### Exercise
Copies of all lines containing the string "time" are needed from the data below.

────────────────────

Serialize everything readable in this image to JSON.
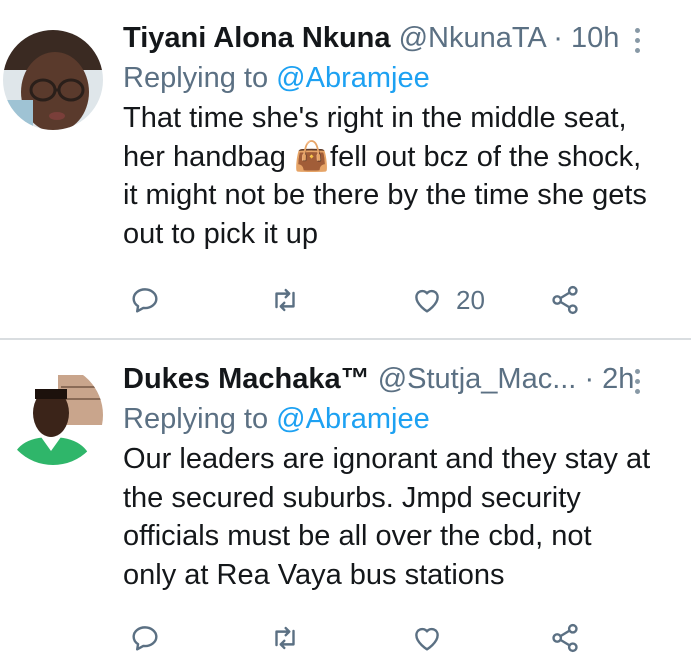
{
  "tweets": [
    {
      "name": "Tiyani Alona Nkuna",
      "handle": "@NkunaTA",
      "separator": "·",
      "time": "10h",
      "replying_prefix": "Replying to",
      "replying_to": "@Abramjee",
      "text_lines": [
        "That time she's right in the middle seat,",
        "her handbag 👜fell out bcz of the shock,",
        "it might not be there by the time she gets",
        "out to pick it up"
      ],
      "like_count": "20",
      "avatar_desc": "avatar"
    },
    {
      "name": "Dukes Machaka™",
      "handle": "@Stutja_Mac...",
      "separator": "·",
      "time": "2h",
      "replying_prefix": "Replying to",
      "replying_to": "@Abramjee",
      "text_lines": [
        "Our leaders are ignorant and they stay at",
        "the secured suburbs. Jmpd security",
        "officials must be all over the cbd, not",
        "only at Rea Vaya bus stations"
      ],
      "like_count": "",
      "avatar_desc": "avatar"
    }
  ],
  "icons": {
    "reply": "reply-icon",
    "retweet": "retweet-icon",
    "like": "heart-icon",
    "share": "share-icon",
    "more": "more-options-icon"
  },
  "colors": {
    "text": "#14171a",
    "muted": "#5b7083",
    "link": "#1da1f2",
    "divider": "#d9dde0"
  }
}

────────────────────

### Output for this task
      "time": "10h",
        "That time she's right in the middle seat,",
        "it might not be there by the time she gets",
      "time": "2h",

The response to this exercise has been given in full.